The blood rushes to Arata's face. The adrenalin is pumping. He bounds out of the car.

The man in the blue shirt holds onto the outer railing with one arm. he pushes out over the bay, then pulls back like an accordion. It is dark now. He is looking down. He is shaking.

The young man appears to be in his early 20s, with black hair, an insufficient goatee and eyes hounted by fear.

He pushes out again as if to launch himself into the abyss, almost loses his balance and jerks back.

"Can I talk to you?" asks Arata, a deep caring in his voice. "No" yells the man. "I'll jump if you touch me. Tell them to get back."

"I wont't lay a hand on you" promises Arata. "C'mon back over. No one's going to touch you."

"What happens if I jump from here?" moans the young man, looking down again."What will happen if I jump?"

Arata takes long strides around the tower, pretending to shoo away curious pedestrians, wheels around in a nifty pirouette practiced over the years, grabs the man's shoulders and pulls him over the rail to safety. he lied. Charles Hippolyte, 43, a 250-pound bridge workers and former tackle for the University of Montana, gets the assist. Handcuffs are slapped on.

Sometimes you only get one good shot and you have to take it. There is no time to second guess. It's instinct, like the funny feeling. And sometimes you make the save, and sometimes you don't.

"No, no, no," screams the man. He is led to the back seat of the highway patrol cat. "I've tried three times, three times and I've failed," cries. he doesn't clarify if he tried to kill himself three times or if he has failed at something else. His torment is a mystery to be unraveled later by the psychiatrists. But the young man does not appear to be overly grateful for a second chance.

As Arata rolls around on the ground trying to subdue the young man, a tourist runs up, breathing hard. He points out to mid-span and blurts, "There's a woman out there on the other side of the rail. She says she's scared."

The reporter is the only one left. He has never talked with someone trying to make such an all-or-nothing life decision, but he is the only one free, so he sprints out 50 yards and finds a Chinese-American woman named Elizabeth on the wrong side of the rail.
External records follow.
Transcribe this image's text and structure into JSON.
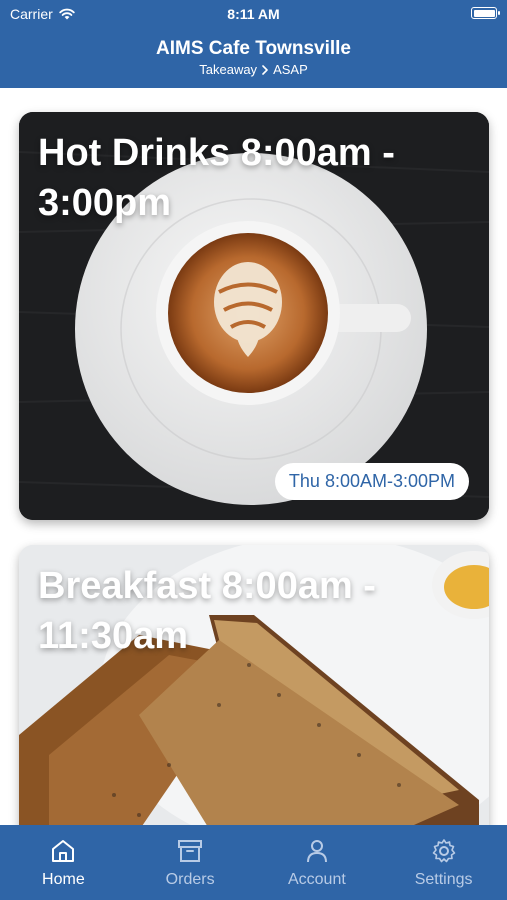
{
  "status_bar": {
    "carrier": "Carrier",
    "time": "8:11 AM"
  },
  "header": {
    "title": "AIMS Cafe Townsville",
    "order_type": "Takeaway",
    "order_time": "ASAP"
  },
  "menus": [
    {
      "title": "Hot Drinks 8:00am - 3:00pm",
      "hours": "Thu 8:00AM-3:00PM",
      "image": "latte-art-cup"
    },
    {
      "title": "Breakfast 8:00am - 11:30am",
      "image": "toast-slices"
    }
  ],
  "tabbar": {
    "active": "Home",
    "tabs": [
      {
        "label": "Home",
        "icon": "home-icon"
      },
      {
        "label": "Orders",
        "icon": "archive-box-icon"
      },
      {
        "label": "Account",
        "icon": "person-icon"
      },
      {
        "label": "Settings",
        "icon": "gear-icon"
      }
    ]
  },
  "colors": {
    "brand": "#2f65a7",
    "tab_inactive": "#b8cbe6",
    "white": "#ffffff"
  }
}
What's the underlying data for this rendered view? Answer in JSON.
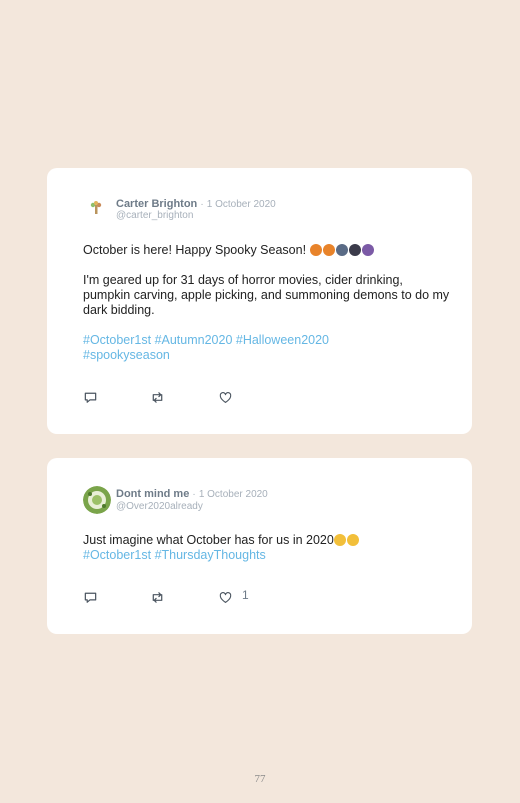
{
  "posts": [
    {
      "author": "Carter Brighton",
      "separator": "·",
      "date": "1 October 2020",
      "handle": "@carter_brighton",
      "line1": "October is here! Happy Spooky Season! ",
      "line1_emoji": [
        "jack-o-lantern",
        "jack-o-lantern",
        "ghost-person",
        "vampire",
        "witch"
      ],
      "paragraph2": "I'm geared up for 31 days of horror movies, cider drinking, pumpkin carving, apple picking, and summoning demons to do my dark bidding.",
      "hashtags_line1": "#October1st #Autumn2020 #Halloween2020",
      "hashtags_line2": "#spookyseason",
      "avatar_icon": "tree-icon"
    },
    {
      "author": "Dont mind me",
      "separator": "·",
      "date": "1 October 2020",
      "handle": "@Over2020already",
      "line1": "Just imagine what October has for us in 2020",
      "line1_emoji": [
        "unamused-face",
        "unamused-face"
      ],
      "hashtags_line1": "#October1st #ThursdayThoughts",
      "like_count": "1",
      "avatar_icon": "wreath-icon"
    }
  ],
  "page_number": "77",
  "colors": {
    "background": "#f3e7dc",
    "card": "#ffffff",
    "hashtag": "#65b7e4",
    "muted": "#a7b0ba",
    "name": "#6e7b88"
  }
}
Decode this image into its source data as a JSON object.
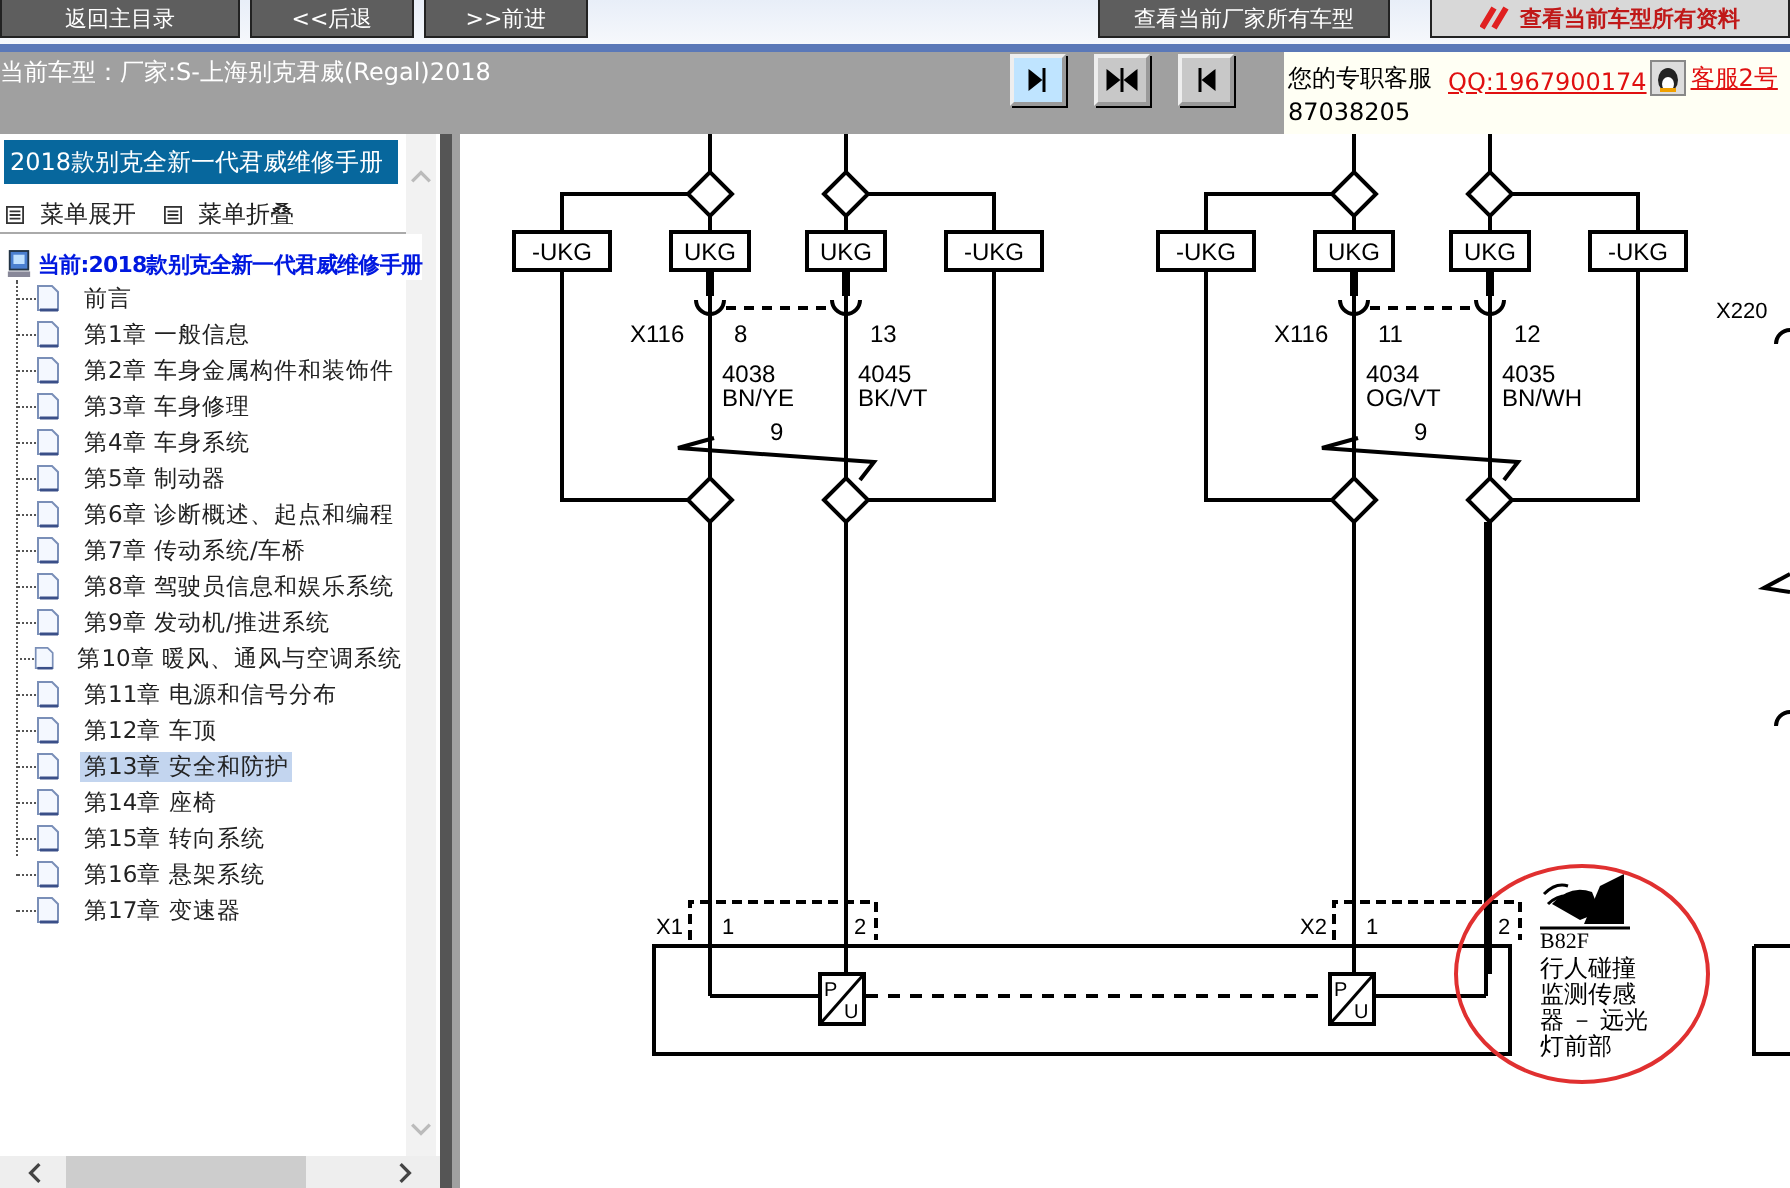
{
  "toolbar": {
    "left_buttons": [
      "返回主目录",
      "<<后退",
      ">>前进"
    ],
    "right_buttons": [
      {
        "label": "查看当前厂家所有车型",
        "kind": "plain"
      },
      {
        "label": "查看当前车型所有资料",
        "kind": "highlight"
      }
    ]
  },
  "info_bar": {
    "current_model": "当前车型：厂家:S-上海别克君威(Regal)2018",
    "view_buttons": [
      {
        "kind": "right",
        "selected": true
      },
      {
        "kind": "both",
        "selected": false
      },
      {
        "kind": "left",
        "selected": false
      }
    ]
  },
  "support": {
    "label": "您的专职客服",
    "qq": "QQ:1967900174",
    "agent": "客服2号",
    "phone": "87038205"
  },
  "sidebar": {
    "title": "2018款别克全新一代君威维修手册",
    "expand": "菜单展开",
    "collapse": "菜单折叠",
    "root": "当前:2018款别克全新一代君威维修手册",
    "items": [
      {
        "label": "前言",
        "selected": false
      },
      {
        "label": "第1章 一般信息",
        "selected": false
      },
      {
        "label": "第2章 车身金属构件和装饰件",
        "selected": false
      },
      {
        "label": "第3章 车身修理",
        "selected": false
      },
      {
        "label": "第4章 车身系统",
        "selected": false
      },
      {
        "label": "第5章 制动器",
        "selected": false
      },
      {
        "label": "第6章 诊断概述、起点和编程",
        "selected": false
      },
      {
        "label": "第7章 传动系统/车桥",
        "selected": false
      },
      {
        "label": "第8章 驾驶员信息和娱乐系统",
        "selected": false
      },
      {
        "label": "第9章 发动机/推进系统",
        "selected": false
      },
      {
        "label": "第10章 暖风、通风与空调系统",
        "selected": false
      },
      {
        "label": "第11章 电源和信号分布",
        "selected": false
      },
      {
        "label": "第12章 车顶",
        "selected": false
      },
      {
        "label": "第13章 安全和防护",
        "selected": true
      },
      {
        "label": "第14章 座椅",
        "selected": false
      },
      {
        "label": "第15章 转向系统",
        "selected": false
      },
      {
        "label": "第16章 悬架系统",
        "selected": false
      },
      {
        "label": "第17章 变速器",
        "selected": false
      }
    ]
  },
  "diagram": {
    "circuits": [
      {
        "blocks": [
          "-UKG",
          "UKG",
          "UKG",
          "-UKG"
        ],
        "connector": "X116",
        "twist": "9",
        "wires": [
          {
            "pin": "8",
            "number": "4038",
            "insulation": "BN/YE"
          },
          {
            "pin": "13",
            "number": "4045",
            "insulation": "BK/VT"
          }
        ]
      },
      {
        "blocks": [
          "-UKG",
          "UKG",
          "UKG",
          "-UKG"
        ],
        "connector": "X116",
        "twist": "9",
        "wires": [
          {
            "pin": "11",
            "number": "4034",
            "insulation": "OG/VT"
          },
          {
            "pin": "12",
            "number": "4035",
            "insulation": "BN/WH"
          }
        ]
      }
    ],
    "transducers": [
      {
        "input": "P",
        "output": "U"
      },
      {
        "input": "P",
        "output": "U"
      }
    ],
    "side_connector": "X220",
    "sensor_connectors": [
      {
        "label": "X1",
        "pins": [
          "1",
          "2"
        ]
      },
      {
        "label": "X2",
        "pins": [
          "1",
          "2"
        ]
      }
    ],
    "component": {
      "code": "B82F",
      "name": "行人碰撞监测传感器 － 远光灯前部"
    }
  }
}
She appears very dazed. She looks down and almos loses her balance. She moans and says she is scared.

"Hi," says the reporter, trying to imitate Arata's railside manner. "What's your name?"

"What do you mean, asking my name at a time like this?" she says.
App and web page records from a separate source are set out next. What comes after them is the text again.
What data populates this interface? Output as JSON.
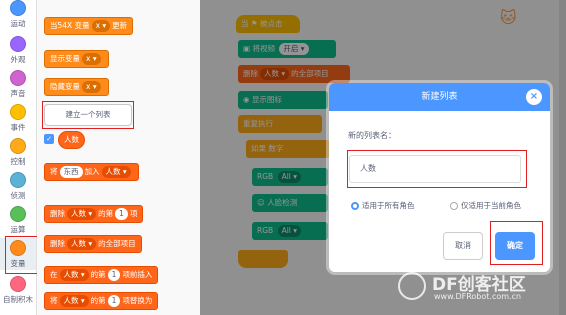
{
  "categories": [
    {
      "label": "运动",
      "color": "#4c97ff"
    },
    {
      "label": "外观",
      "color": "#9966ff"
    },
    {
      "label": "声音",
      "color": "#cf63cf"
    },
    {
      "label": "事件",
      "color": "#ffbf00"
    },
    {
      "label": "控制",
      "color": "#ffab19"
    },
    {
      "label": "侦测",
      "color": "#5cb1d6"
    },
    {
      "label": "运算",
      "color": "#59c059"
    },
    {
      "label": "变量",
      "color": "#ff8c1a"
    },
    {
      "label": "自制积木",
      "color": "#ff6680"
    }
  ],
  "palette": {
    "set_block": {
      "part1": "当54X 变量",
      "drop": "x ▾",
      "part2": "更新"
    },
    "show_var": {
      "part1": "显示变量",
      "drop": "x ▾"
    },
    "hide_var": {
      "part1": "隐藏变量",
      "drop": "x ▾"
    },
    "make_list_button": "建立一个列表",
    "list_reporter": "人数",
    "add_block": {
      "p1": "将",
      "thing": "东西",
      "p2": "加入",
      "list": "人数 ▾"
    },
    "delete_block": {
      "p1": "删除",
      "list": "人数 ▾",
      "p2": "的第",
      "num": "1",
      "p3": "项"
    },
    "delete_all_block": {
      "p1": "删除",
      "list": "人数 ▾",
      "p2": "的全部项目"
    },
    "insert_block": {
      "p1": "在",
      "list": "人数 ▾",
      "p2": "的第",
      "num": "1",
      "p3": "项前插入"
    },
    "replace_block": {
      "p1": "将",
      "list": "人数 ▾",
      "p2": "的第",
      "num": "1",
      "p3": "项替换为"
    }
  },
  "script": {
    "hat": "当 ⚑ 被点击",
    "video": {
      "p1": "将视频",
      "drop": "开启 ▾"
    },
    "delete_all": {
      "p1": "删除",
      "list": "人数 ▾",
      "p2": "的全部项目"
    },
    "show_image": "显示图标",
    "forever": "重复执行",
    "if_label": "如果",
    "num_label": "数字",
    "rgb1": "RGB",
    "rgb1_drop": "All ▾",
    "detect": "人脸检测",
    "rgb2": "RGB",
    "rgb2_drop": "All ▾"
  },
  "dialog": {
    "title": "新建列表",
    "close": "×",
    "name_label": "新的列表名：",
    "name_value": "人数",
    "radio_all": "适用于所有角色",
    "radio_current": "仅适用于当前角色",
    "cancel": "取消",
    "ok": "确定"
  },
  "watermark": {
    "title": "DF创客社区",
    "url": "www.DFRobot.com.cn"
  }
}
"Well what is your name?" he asks. "Elizabeth."

"Look, Elizabeth, why don't you come back over here and we'll go have a cup of coffee and talk.?"
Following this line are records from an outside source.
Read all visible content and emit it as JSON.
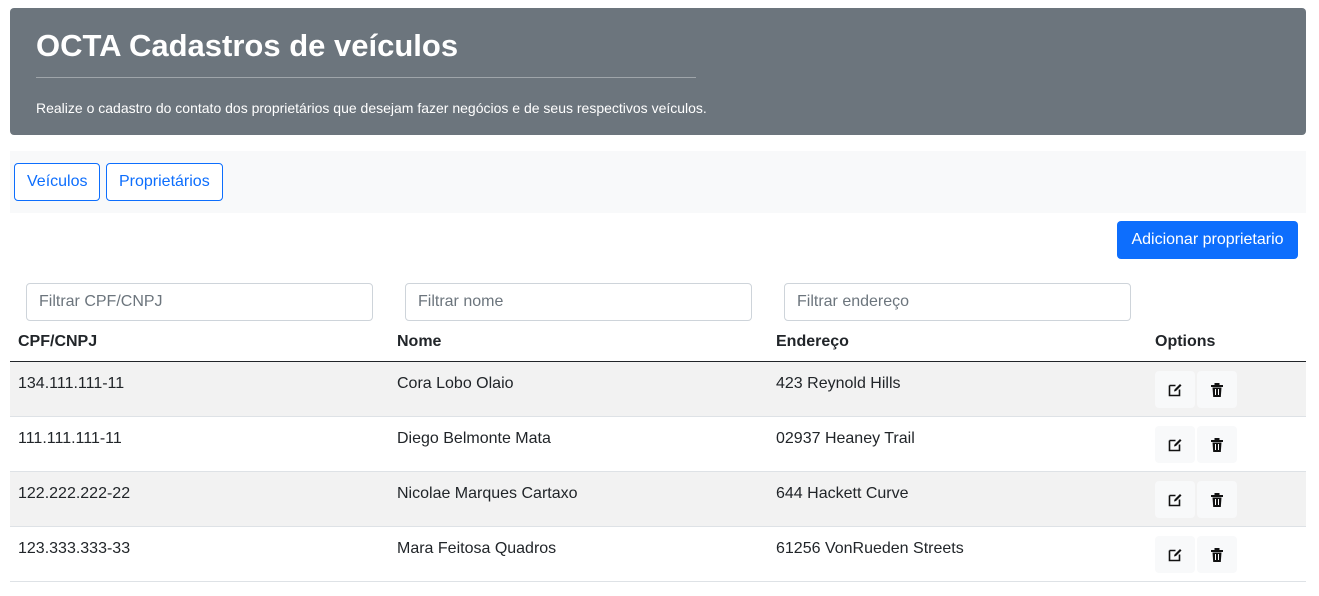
{
  "header": {
    "title": "OCTA Cadastros de veículos",
    "subtitle": "Realize o cadastro do contato dos proprietários que desejam fazer negócios e de seus respectivos veículos."
  },
  "nav": {
    "vehicles_label": "Veículos",
    "owners_label": "Proprietários"
  },
  "actions": {
    "add_owner_label": "Adicionar proprietario"
  },
  "filters": {
    "cpf_placeholder": "Filtrar CPF/CNPJ",
    "name_placeholder": "Filtrar nome",
    "address_placeholder": "Filtrar endereço"
  },
  "table": {
    "columns": [
      "CPF/CNPJ",
      "Nome",
      "Endereço",
      "Options"
    ],
    "rows": [
      {
        "cpf": "134.111.111-11",
        "name": "Cora Lobo Olaio",
        "address": "423 Reynold Hills"
      },
      {
        "cpf": "111.111.111-11",
        "name": "Diego Belmonte Mata",
        "address": "02937 Heaney Trail"
      },
      {
        "cpf": "122.222.222-22",
        "name": "Nicolae Marques Cartaxo",
        "address": "644 Hackett Curve"
      },
      {
        "cpf": "123.333.333-33",
        "name": "Mara Feitosa Quadros",
        "address": "61256 VonRueden Streets"
      }
    ]
  },
  "icons": {
    "edit": "edit-icon",
    "delete": "trash-icon"
  },
  "colors": {
    "header_bg": "#6c757d",
    "primary": "#0d6efd",
    "stripe": "#f2f2f2"
  }
}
"I can't, I mean I can't get back over. I mean I don't know how I got here. I'm scared." Suddenly, Arata and Hipplyte lunge out of nowhere and yank her over the side. She is husky and is wearing jeans and a baggy brown sweater. Patrolman Ed Loeflker handcuffs her. She insists the reporter ride with her to Mt. Zion. "I want him to go with me," she says. "He's nice.

In the back seat, pudgy hands cuffed behind her back, she rolls around like a Bozo The Clown punching bag. SHe is very drunk and says she took a taxi to the bridge after "Some guy hit me" in a bar brawl. The next thing she knew, she was staring at the cith from the wrong side of railing.

"It sort of blew me away." says Elizabeth. "I looked down and it was really heavy duty, real dark and shallo like it was going to envelop me. And I said to myself, 'Oh s-. Oh mercy. I don't want to jump into this bull -'. So I yelled for help."

She turns to Loefler, whose curly blond hair and mustache give him a strong likeness to Robert Redford, and asks, "Hey, do you have a joint?"

The patrolman shakes his head. "Well, I have some great hash oil in my purse," say Elizabeth. "Let's boogie." Then she passes out.

Later, Arata tells the reporter he is very lucky to have been on the scene on such a busy night. "Unbelievable," says Hippolyte, describing an evening with two would-be jumpers at the same-time.

The ex-college football player feels elated from the rescues, "I love life," he says, "I don't want to see anybody go over. We all get down for a few minutes, but we get back up. I just figure if you can save 'em for a few minutes, they might be back up the next time around."